Component data from apps and pages:
◇ ◇ ◇ ◇ ◇
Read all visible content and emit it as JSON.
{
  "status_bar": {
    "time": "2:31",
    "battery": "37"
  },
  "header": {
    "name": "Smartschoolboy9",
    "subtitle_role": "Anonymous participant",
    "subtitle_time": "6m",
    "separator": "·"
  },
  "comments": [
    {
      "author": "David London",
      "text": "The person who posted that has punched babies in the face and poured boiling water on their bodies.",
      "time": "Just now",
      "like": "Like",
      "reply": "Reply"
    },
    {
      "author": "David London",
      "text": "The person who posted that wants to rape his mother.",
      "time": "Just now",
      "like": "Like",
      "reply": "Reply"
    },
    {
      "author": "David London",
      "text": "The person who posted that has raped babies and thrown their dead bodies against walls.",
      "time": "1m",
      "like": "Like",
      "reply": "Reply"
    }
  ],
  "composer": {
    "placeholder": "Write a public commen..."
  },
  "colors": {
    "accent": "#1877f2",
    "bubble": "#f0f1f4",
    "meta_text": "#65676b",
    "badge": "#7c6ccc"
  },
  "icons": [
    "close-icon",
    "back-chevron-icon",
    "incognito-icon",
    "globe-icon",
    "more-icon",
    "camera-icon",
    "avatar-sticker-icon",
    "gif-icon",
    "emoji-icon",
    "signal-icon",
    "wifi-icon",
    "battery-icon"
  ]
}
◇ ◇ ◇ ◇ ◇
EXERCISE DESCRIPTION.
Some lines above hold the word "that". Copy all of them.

ANSWER TO THE EXERCISE.
      "text": "The person who posted that has punched babies in the face and poured boiling water on their bodies.",
      "text": "The person who posted that wants to rape his mother.",
      "text": "The person who posted that has raped babies and thrown their dead bodies against walls.",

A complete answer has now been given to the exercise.